Fracking, the popular abbreviation for hydraulic fracturing, is a technique involving the injection of millions of gallons of water and thousands of gallons of potentially harmful chemicals underground at very high pressure which create fractures in the underlying shale rock formations and allows for the extraction of the natural gas found in those layers.
Fracking opens up access to what is believed by experts to be a vast source of natural gas. This could alleviate a lot of our future energy shortages. This also means profits to energy companies. This may lead to energy independence of the United States. However, other experts believe that this means a threat to our air and water – the Earth where we live. Admittedly, particular situations would lead one to believe that, at least in those situations, that this method has some environmental issues.
Just like any other environmental issues, fracking is likely to remain an issue in the forefront of energy policy.
Watch this somewhat humorous video to learn more about Fracking – My Water’s On Fire Tonight (The Fracking Song.)
I don’t necessarily agree with all of the “facts” presented in this video, but I’m sure if it was happening in my back yard I would want to investigate a little more.

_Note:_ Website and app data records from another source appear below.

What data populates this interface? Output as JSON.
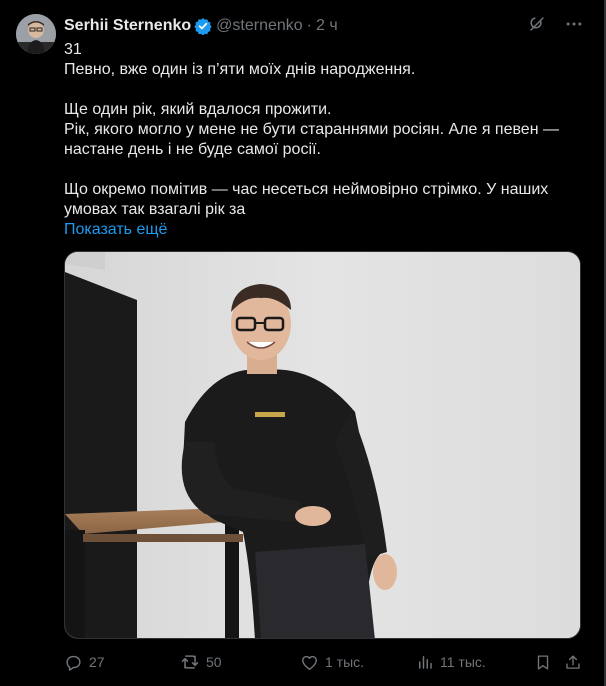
{
  "author": {
    "name": "Serhii Sternenko",
    "handle": "@sternenko",
    "time": "2 ч"
  },
  "tweet": {
    "lines": [
      "31",
      "Певно, вже один із п’яти моїх днів народження."
    ],
    "paragraph2": [
      "Ще один рік, який вдалося прожити.",
      "Рік, якого могло у мене не бути стараннями росіян. Але я певен — настане день і не буде самої росії."
    ],
    "paragraph3": "Що окремо помітив — час несеться неймовірно стрімко. У наших умовах так взагалі рік за",
    "show_more": "Показать ещё"
  },
  "stats": {
    "replies": "27",
    "reposts": "50",
    "likes": "1 тыс.",
    "views": "11 тыс."
  },
  "colors": {
    "background": "#000000",
    "text": "#e7e9ea",
    "muted": "#71767b",
    "link": "#1d9bf0",
    "verified": "#1d9bf0"
  },
  "icons": {
    "verified": "verified-badge-icon",
    "grok": "grok-icon",
    "more": "more-icon",
    "reply": "reply-icon",
    "repost": "repost-icon",
    "like": "like-icon",
    "views": "views-icon",
    "bookmark": "bookmark-icon",
    "share": "share-icon"
  }
}
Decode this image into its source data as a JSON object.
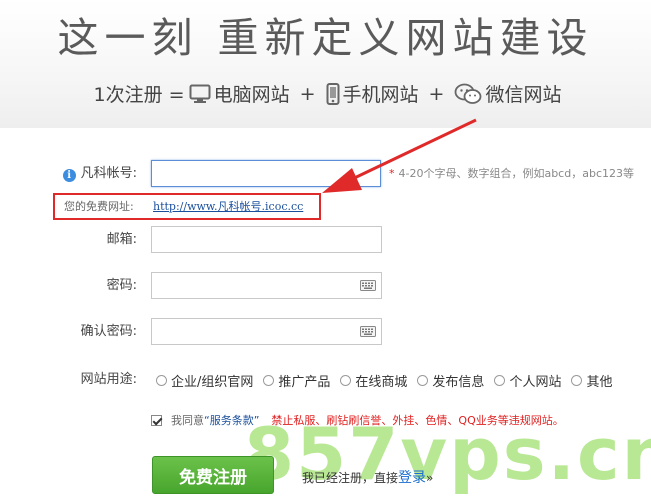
{
  "hero": {
    "title": "这一刻 重新定义网站建设",
    "subtitle": {
      "prefix": "1次注册 =",
      "items": [
        {
          "icon": "monitor-icon",
          "label": "电脑网站"
        },
        {
          "icon": "mobile-phone-icon",
          "label": "手机网站"
        },
        {
          "icon": "wechat-icon",
          "label": "微信网站"
        }
      ],
      "plus": "+"
    }
  },
  "form": {
    "account": {
      "label": "凡科帐号:",
      "value": "",
      "hint": "4-20个字母、数字组合，例如abcd，abc123等",
      "required_mark": "*"
    },
    "free_url": {
      "label": "您的免费网址:",
      "link": "http://www.凡科帐号.icoc.cc"
    },
    "email": {
      "label": "邮箱:",
      "value": ""
    },
    "password": {
      "label": "密码:",
      "value": ""
    },
    "confirm_password": {
      "label": "确认密码:",
      "value": ""
    },
    "purpose": {
      "label": "网站用途:",
      "options": [
        "企业/组织官网",
        "推广产品",
        "在线商城",
        "发布信息",
        "个人网站",
        "其他"
      ]
    },
    "agreement": {
      "prefix": "我同意",
      "terms": "“服务条款”",
      "warning": "禁止私服、刷钻刷信誉、外挂、色情、QQ业务等违规网站。",
      "checked": true
    },
    "register_label": "免费注册",
    "login_prefix": "我已经注册，直接",
    "login_link": "登录",
    "login_suffix": "»"
  },
  "watermark": "857vps.cn",
  "colors": {
    "register_button": "#47a52d",
    "warning": "#e02020",
    "highlight_box": "#e02a2a",
    "link": "#1a4f9c"
  }
}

A recent development in the Talladega National Forest in Alabama has local residents waging a small war against the government for proposing to open up “fracking rights” in the National Forest there. This is located on Cheaha Mountain, the highest point in Alabama at a little over 2200 feet. (Full Disclosure: My hometown is at the foot of Cheaha Mountain in the small town of Munford, AL.)